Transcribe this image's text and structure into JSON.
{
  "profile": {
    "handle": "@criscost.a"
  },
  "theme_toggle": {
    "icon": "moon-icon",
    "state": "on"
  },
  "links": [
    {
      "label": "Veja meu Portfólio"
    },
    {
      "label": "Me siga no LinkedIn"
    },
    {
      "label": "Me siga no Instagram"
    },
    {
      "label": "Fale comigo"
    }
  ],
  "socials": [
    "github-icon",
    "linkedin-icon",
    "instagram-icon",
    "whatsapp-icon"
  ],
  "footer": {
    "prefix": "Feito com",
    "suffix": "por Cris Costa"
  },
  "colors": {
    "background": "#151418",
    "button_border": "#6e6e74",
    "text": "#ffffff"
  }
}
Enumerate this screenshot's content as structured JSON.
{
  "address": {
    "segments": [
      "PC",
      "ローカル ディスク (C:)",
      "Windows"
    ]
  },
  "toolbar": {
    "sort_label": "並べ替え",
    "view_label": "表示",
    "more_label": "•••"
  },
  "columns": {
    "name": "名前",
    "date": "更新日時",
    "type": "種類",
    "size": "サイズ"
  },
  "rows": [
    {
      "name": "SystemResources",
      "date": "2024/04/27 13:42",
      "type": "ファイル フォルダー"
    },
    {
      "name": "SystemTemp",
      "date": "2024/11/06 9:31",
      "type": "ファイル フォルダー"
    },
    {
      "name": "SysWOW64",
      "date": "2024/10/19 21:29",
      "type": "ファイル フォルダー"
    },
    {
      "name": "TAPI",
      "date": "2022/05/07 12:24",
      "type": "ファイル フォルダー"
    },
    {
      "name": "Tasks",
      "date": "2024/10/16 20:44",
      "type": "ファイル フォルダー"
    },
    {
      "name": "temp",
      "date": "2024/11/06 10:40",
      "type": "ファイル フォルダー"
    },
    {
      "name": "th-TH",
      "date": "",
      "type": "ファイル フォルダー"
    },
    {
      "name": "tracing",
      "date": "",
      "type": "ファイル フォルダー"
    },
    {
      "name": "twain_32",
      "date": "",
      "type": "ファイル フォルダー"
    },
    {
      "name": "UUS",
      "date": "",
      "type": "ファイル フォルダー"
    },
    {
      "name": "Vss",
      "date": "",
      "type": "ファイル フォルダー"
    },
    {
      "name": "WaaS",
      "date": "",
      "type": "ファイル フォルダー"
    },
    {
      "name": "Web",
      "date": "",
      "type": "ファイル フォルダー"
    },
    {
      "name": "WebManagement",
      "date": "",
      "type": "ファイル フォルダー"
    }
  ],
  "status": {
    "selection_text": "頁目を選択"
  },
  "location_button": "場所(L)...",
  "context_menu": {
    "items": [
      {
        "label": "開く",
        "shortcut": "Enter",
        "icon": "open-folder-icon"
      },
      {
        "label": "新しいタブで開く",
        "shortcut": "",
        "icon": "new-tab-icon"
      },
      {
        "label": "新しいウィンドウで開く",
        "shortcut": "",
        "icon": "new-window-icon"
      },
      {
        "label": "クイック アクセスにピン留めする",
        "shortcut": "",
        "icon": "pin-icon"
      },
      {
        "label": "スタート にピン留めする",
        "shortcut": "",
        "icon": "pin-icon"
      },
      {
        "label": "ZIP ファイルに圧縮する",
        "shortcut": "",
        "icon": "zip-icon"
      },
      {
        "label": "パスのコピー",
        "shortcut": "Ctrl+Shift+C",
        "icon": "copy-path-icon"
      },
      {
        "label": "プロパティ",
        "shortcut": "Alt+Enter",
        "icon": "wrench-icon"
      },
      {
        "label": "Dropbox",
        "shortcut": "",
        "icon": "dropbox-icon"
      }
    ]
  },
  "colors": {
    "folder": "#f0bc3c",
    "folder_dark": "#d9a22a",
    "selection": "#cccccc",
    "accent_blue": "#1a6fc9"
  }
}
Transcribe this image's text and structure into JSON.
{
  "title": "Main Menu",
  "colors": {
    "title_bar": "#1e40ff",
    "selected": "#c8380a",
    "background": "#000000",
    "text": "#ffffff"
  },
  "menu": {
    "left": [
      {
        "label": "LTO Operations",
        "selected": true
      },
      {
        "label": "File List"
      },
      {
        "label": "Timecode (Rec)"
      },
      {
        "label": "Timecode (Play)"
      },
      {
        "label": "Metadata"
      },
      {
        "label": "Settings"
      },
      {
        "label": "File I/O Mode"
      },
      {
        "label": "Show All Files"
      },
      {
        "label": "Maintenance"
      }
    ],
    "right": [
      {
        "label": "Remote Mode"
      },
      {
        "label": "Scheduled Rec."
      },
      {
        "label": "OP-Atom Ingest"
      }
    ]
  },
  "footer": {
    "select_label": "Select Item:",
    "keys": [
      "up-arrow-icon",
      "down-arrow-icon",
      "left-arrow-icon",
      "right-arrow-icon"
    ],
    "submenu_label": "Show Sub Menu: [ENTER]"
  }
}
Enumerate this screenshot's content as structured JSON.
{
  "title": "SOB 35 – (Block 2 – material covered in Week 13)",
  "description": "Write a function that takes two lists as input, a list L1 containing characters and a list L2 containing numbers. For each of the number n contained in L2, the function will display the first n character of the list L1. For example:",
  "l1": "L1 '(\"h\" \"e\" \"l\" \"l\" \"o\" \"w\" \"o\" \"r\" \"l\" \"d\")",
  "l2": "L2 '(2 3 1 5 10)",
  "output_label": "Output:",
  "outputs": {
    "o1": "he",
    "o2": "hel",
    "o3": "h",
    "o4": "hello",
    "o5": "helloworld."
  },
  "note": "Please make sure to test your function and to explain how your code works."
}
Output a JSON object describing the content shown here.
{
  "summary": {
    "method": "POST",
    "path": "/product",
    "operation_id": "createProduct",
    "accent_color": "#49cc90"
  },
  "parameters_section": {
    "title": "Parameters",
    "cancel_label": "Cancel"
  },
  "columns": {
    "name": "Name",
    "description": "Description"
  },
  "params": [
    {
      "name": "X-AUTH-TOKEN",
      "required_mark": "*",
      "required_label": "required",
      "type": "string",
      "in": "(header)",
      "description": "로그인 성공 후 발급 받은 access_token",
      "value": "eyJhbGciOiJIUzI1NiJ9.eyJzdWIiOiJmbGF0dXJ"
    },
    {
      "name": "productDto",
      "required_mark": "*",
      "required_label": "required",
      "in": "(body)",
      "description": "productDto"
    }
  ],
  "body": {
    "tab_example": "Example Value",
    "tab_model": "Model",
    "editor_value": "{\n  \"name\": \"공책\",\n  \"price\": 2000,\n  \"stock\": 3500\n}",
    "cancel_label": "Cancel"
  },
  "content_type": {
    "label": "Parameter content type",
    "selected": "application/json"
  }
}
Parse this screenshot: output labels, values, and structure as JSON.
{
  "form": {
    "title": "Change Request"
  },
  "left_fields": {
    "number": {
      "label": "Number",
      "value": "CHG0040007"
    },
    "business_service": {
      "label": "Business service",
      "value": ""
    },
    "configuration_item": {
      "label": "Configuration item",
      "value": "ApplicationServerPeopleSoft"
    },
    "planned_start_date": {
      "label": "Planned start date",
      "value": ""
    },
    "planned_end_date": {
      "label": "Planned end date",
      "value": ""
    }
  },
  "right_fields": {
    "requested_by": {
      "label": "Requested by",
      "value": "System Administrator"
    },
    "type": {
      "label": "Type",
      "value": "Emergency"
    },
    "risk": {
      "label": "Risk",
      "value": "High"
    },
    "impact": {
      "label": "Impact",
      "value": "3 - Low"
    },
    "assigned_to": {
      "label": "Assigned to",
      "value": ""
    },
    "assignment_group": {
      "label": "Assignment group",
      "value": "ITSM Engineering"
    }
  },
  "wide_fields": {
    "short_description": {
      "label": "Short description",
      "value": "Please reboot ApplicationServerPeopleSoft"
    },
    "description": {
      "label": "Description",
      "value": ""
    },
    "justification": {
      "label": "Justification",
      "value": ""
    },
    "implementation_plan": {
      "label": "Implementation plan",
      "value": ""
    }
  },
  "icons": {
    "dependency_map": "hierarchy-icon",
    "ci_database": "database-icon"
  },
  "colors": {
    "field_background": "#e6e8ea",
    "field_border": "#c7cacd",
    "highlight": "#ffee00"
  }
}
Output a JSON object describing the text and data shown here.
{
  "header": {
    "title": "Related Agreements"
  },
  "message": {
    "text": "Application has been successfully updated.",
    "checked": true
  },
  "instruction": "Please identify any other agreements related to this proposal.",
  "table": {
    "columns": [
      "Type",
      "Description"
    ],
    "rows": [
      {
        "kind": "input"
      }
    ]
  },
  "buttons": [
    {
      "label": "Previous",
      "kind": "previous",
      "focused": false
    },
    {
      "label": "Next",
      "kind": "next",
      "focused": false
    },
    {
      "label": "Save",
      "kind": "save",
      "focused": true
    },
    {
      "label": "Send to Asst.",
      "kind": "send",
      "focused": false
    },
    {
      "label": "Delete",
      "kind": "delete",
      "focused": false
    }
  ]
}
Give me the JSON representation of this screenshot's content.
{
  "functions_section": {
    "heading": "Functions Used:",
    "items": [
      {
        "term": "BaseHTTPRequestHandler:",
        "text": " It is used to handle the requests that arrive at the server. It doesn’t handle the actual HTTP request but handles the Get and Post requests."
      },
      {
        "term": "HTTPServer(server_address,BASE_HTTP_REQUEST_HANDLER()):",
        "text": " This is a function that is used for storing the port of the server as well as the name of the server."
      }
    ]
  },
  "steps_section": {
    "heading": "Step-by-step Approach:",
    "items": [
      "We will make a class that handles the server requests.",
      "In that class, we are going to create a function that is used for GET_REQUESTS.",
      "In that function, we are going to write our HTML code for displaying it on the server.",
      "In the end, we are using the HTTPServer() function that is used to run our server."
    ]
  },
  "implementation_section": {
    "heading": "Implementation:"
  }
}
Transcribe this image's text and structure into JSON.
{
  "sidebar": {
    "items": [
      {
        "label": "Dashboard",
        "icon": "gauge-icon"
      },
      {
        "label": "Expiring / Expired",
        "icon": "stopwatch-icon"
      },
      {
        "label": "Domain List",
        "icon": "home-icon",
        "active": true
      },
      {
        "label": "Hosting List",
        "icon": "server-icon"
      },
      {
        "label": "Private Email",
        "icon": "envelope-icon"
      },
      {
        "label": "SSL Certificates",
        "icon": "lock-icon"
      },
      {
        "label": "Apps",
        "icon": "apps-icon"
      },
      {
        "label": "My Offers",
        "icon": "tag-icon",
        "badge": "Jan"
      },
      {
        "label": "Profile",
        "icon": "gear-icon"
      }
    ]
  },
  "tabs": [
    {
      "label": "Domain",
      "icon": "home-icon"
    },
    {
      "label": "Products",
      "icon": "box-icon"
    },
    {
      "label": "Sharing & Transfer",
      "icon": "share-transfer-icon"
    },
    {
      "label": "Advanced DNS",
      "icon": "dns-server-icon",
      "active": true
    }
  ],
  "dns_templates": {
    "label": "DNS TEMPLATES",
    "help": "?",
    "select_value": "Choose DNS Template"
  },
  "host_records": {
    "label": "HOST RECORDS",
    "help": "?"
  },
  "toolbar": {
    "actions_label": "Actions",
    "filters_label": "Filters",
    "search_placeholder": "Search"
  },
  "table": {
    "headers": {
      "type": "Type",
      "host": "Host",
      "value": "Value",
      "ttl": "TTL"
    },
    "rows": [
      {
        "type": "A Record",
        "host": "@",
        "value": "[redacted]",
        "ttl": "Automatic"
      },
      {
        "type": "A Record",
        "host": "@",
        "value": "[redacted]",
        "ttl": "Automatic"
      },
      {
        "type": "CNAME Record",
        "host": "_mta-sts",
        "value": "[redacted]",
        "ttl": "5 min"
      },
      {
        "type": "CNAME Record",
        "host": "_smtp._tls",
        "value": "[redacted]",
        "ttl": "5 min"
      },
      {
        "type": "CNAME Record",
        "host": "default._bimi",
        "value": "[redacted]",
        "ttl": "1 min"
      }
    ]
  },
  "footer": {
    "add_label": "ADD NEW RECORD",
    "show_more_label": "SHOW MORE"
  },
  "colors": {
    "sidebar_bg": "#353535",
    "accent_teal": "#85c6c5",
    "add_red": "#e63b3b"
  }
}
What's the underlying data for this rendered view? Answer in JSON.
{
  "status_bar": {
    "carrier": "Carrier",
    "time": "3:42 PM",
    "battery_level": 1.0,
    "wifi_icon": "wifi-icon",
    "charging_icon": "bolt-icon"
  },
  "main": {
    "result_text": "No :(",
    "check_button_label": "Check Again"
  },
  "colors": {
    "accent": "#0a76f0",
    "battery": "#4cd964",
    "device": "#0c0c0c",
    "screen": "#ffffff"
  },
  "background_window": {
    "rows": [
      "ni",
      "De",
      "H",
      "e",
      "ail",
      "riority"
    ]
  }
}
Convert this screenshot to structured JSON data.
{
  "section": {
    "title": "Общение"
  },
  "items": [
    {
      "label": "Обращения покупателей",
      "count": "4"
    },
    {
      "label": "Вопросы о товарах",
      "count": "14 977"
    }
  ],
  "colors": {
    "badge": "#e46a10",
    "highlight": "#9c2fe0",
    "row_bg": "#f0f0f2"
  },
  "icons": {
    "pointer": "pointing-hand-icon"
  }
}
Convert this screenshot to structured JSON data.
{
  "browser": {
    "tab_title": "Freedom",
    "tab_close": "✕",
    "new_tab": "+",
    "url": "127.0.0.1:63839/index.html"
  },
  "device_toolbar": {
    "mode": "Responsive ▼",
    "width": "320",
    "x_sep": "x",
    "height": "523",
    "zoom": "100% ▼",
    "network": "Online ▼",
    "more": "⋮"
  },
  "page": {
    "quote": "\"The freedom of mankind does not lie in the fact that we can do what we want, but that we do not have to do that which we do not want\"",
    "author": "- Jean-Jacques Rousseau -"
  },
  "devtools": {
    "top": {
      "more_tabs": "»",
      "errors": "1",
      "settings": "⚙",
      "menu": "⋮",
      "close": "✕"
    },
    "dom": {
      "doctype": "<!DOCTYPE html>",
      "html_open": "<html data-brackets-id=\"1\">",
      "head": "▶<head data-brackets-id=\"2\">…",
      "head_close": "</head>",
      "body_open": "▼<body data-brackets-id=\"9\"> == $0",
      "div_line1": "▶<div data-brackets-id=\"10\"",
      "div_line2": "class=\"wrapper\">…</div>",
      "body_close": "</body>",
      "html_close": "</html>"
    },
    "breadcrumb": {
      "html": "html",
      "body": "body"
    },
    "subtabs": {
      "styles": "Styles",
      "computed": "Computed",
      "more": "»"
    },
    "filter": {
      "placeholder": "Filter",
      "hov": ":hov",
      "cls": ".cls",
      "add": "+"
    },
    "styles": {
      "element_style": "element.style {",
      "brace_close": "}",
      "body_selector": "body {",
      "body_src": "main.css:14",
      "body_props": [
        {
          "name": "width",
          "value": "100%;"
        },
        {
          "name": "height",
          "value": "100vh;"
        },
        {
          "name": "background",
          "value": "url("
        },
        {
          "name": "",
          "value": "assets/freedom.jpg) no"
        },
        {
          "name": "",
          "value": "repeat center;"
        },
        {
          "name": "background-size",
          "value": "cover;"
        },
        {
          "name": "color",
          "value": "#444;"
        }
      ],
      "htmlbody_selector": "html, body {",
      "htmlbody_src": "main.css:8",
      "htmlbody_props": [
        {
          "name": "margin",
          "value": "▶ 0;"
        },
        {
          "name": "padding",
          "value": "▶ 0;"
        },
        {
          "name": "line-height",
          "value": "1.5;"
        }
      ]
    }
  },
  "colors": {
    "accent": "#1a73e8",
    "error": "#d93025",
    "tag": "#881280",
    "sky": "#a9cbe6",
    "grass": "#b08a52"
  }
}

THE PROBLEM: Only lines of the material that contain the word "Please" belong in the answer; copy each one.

EXERCISE RESULT:
  "note": "Please make sure to test your function and to explain how your code works."
      "value": "Please reboot ApplicationServerPeopleSoft"
  "instruction": "Please identify any other agreements related to this proposal.",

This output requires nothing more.